Ajit Jain leads pack to take over from Warren Buffett
The recent prostate cancer diagnosis of Warren Buffett, chairman and CEO of Berkshire Hathaway, more famous as investment guru and the world's third richest man, has once again fuelled speculation of his succession, with India-born Ajit Jain seen as front-runner for the position. HT reports.business Updated: May 08, 2012 23:18 IST
The recent prostate cancer diagnosis of Warren Buffett, chairman and CEO of Berkshire Hathaway, more famous as investment guru and the world's third richest man, has once again fuelled speculation of his succession, with India-born Ajit Jain seen as front-runner for the position.
Jain heads the $ 1,43.7 billion (Rs. 7,47,240 crore) investment conglomerate's reinsurance division - a vertical that he has helped develop from scratch. Though he has relatively little experience of big-ticket acquisitions, his discipline and ability to take risks without looking foolish has earned him an enviable reputation.

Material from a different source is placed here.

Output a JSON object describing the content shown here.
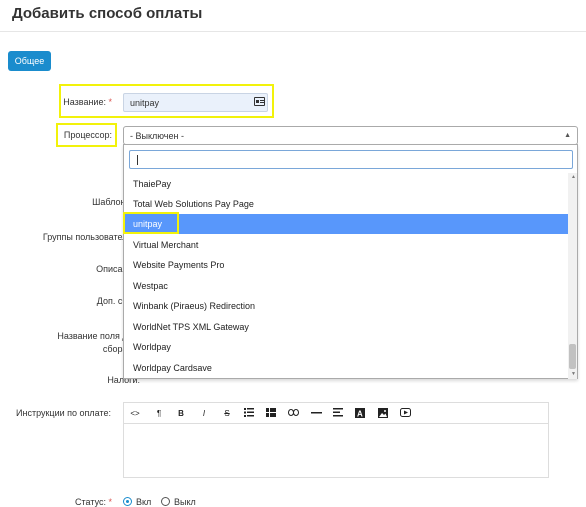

"From a standing start in 1985, Ajit has created an insurance business with float of $34 billion and significant underwriting profits, a feat that no CEO of any other insurer has come close to matching," Buffett said in his letter to Berkshire shareholders last year. "He insures risks that no one else has the desire or the capital to take on. His operation combines capacity, speed, decisiveness and, most importantly, brains in a manner that is unique in the insurance business. Yet he never exposes Berkshire to risks that are inappropriate in relation to our resources."
Born in Orissa, and an alumni of IIT Kharagpur, Jain's ability to take risks matches that of Buffett's. At Berkshire, he has specialised in mega catastrophe coverage. In the aftermath of the 9/11 attacks on the World Trade Centre in New York, for example, Jain insured the Sears towers in Chicago, America's tallest building disregarding all do's and dont's of the insurance business.
Berkshire Hathaway's stock is known to give double-digit returns even while the world economy remains unstable.
In the last three years, though, it has underperformed the S&P500, which records returns of the top 500 US companies.
"This is a tricky time for investment across the world and Berkshire is under the weather," said a market analyst in Mumbai. "But a change of guard may just do the trick as a new chief would bring in new ideas and Jain has all the credentials to have a go."
Jain is 60, but since Buffett is 81, that is unlikely to be held against him.